Extracted records:
= = = = = = =
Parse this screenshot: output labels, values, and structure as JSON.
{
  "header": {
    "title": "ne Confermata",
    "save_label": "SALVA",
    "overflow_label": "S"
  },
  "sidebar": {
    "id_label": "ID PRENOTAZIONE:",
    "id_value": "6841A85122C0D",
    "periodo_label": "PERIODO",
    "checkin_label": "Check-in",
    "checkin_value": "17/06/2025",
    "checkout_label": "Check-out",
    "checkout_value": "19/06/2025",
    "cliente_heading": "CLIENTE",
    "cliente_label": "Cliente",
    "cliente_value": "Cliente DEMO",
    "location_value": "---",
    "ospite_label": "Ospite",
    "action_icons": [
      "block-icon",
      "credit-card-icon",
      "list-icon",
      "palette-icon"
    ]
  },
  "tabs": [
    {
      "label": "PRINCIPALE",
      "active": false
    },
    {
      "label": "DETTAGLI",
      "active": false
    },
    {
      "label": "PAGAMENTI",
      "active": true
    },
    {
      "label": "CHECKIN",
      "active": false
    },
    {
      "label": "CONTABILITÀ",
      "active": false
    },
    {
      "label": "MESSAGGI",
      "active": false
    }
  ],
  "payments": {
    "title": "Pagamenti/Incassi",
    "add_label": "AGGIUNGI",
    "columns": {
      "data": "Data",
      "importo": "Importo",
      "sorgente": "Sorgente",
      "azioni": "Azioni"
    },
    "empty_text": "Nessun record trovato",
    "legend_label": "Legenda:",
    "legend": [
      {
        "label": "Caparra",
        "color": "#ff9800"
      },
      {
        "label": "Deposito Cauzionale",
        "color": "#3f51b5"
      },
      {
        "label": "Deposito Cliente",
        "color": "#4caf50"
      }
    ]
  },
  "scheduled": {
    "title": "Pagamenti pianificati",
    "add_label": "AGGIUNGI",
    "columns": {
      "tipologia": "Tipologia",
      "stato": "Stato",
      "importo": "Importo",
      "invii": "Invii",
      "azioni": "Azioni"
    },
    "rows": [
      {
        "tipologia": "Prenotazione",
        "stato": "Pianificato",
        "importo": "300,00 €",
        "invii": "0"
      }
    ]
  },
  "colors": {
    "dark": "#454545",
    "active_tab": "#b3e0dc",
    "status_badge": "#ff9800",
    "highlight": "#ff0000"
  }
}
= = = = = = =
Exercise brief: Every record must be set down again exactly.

Written answer:
Parse this screenshot: output labels, values, and structure as JSON.
{
  "header": {
    "title": "ne Confermata",
    "save_label": "SALVA",
    "overflow_label": "S"
  },
  "sidebar": {
    "id_label": "ID PRENOTAZIONE:",
    "id_value": "6841A85122C0D",
    "periodo_label": "PERIODO",
    "checkin_label": "Check-in",
    "checkin_value": "17/06/2025",
    "checkout_label": "Check-out",
    "checkout_value": "19/06/2025",
    "cliente_heading": "CLIENTE",
    "cliente_label": "Cliente",
    "cliente_value": "Cliente DEMO",
    "location_value": "---",
    "ospite_label": "Ospite",
    "action_icons": [
      "block-icon",
      "credit-card-icon",
      "list-icon",
      "palette-icon"
    ]
  },
  "tabs": [
    {
      "label": "PRINCIPALE",
      "active": false
    },
    {
      "label": "DETTAGLI",
      "active": false
    },
    {
      "label": "PAGAMENTI",
      "active": true
    },
    {
      "label": "CHECKIN",
      "active": false
    },
    {
      "label": "CONTABILITÀ",
      "active": false
    },
    {
      "label": "MESSAGGI",
      "active": false
    }
  ],
  "payments": {
    "title": "Pagamenti/Incassi",
    "add_label": "AGGIUNGI",
    "columns": {
      "data": "Data",
      "importo": "Importo",
      "sorgente": "Sorgente",
      "azioni": "Azioni"
    },
    "empty_text": "Nessun record trovato",
    "legend_label": "Legenda:",
    "legend": [
      {
        "label": "Caparra",
        "color": "#ff9800"
      },
      {
        "label": "Deposito Cauzionale",
        "color": "#3f51b5"
      },
      {
        "label": "Deposito Cliente",
        "color": "#4caf50"
      }
    ]
  },
  "scheduled": {
    "title": "Pagamenti pianificati",
    "add_label": "AGGIUNGI",
    "columns": {
      "tipologia": "Tipologia",
      "stato": "Stato",
      "importo": "Importo",
      "invii": "Invii",
      "azioni": "Azioni"
    },
    "rows": [
      {
        "tipologia": "Prenotazione",
        "stato": "Pianificato",
        "importo": "300,00 €",
        "invii": "0"
      }
    ]
  },
  "colors": {
    "dark": "#454545",
    "active_tab": "#b3e0dc",
    "status_badge": "#ff9800",
    "highlight": "#ff0000"
  }
}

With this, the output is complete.